The early Christian church was nearly unanimous in the belief that the gods of the Greeks and Romans were not imaginary. They, like the Jewish scholars a few hundred years earlier, understood that the Olympians, Titans, Gigantes, heroes, and daimones of the pagans were supernatural beings called “angels,” “Watchers,” “sons of God,” “Nephilim,” “Rephaim,” and “demons.” In fact, the second-century theologian Irenaeus of Lyon, a student of Polycarp (who was a disciple of the apostle John), connected the Titans to end-times prophecy.

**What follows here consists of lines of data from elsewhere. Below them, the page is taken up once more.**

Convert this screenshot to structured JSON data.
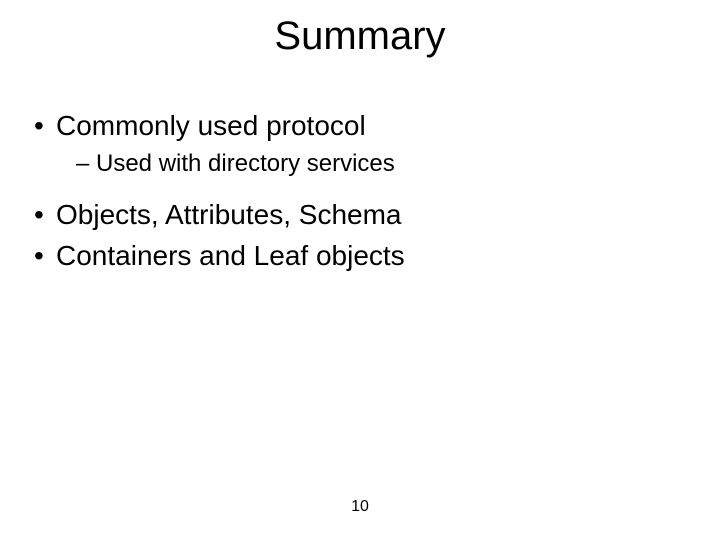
{
  "title": "Summary",
  "bullets": {
    "b1": "Commonly used protocol",
    "b1_sub1": "Used with directory services",
    "b2": "Objects, Attributes, Schema",
    "b3": "Containers and Leaf objects"
  },
  "page_number": "10"
}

Even though he’s been imprisoned in the abyss since the Flood of Noah, Milcom/Molech has continued to exercise his considerable supernatural power on the earth. Through the foreign wives Solomon collected during his reign, the dark god influenced Solomon to build a high place for him that overlooked the Temple Mount.
There are seven specific activities described as “abomination to the Lord.” All seven were intended to “gain information from or influence over a divine being or beings.” The connection of the Molech cult to these activities and underworld entities identifies Molech as the entity we met earlier—Kumarbi, the god summoned from the abi, which, as we’ve seen, is the Hurrian original behind the Hebrew words for “ritual pit” (ʾôb) and the spirits of the underworld (ʾōbôt).
In case you missed, it, I was a guest on William Ramsey Investigates last week to discuss my new book, The Second Coming of Saturn.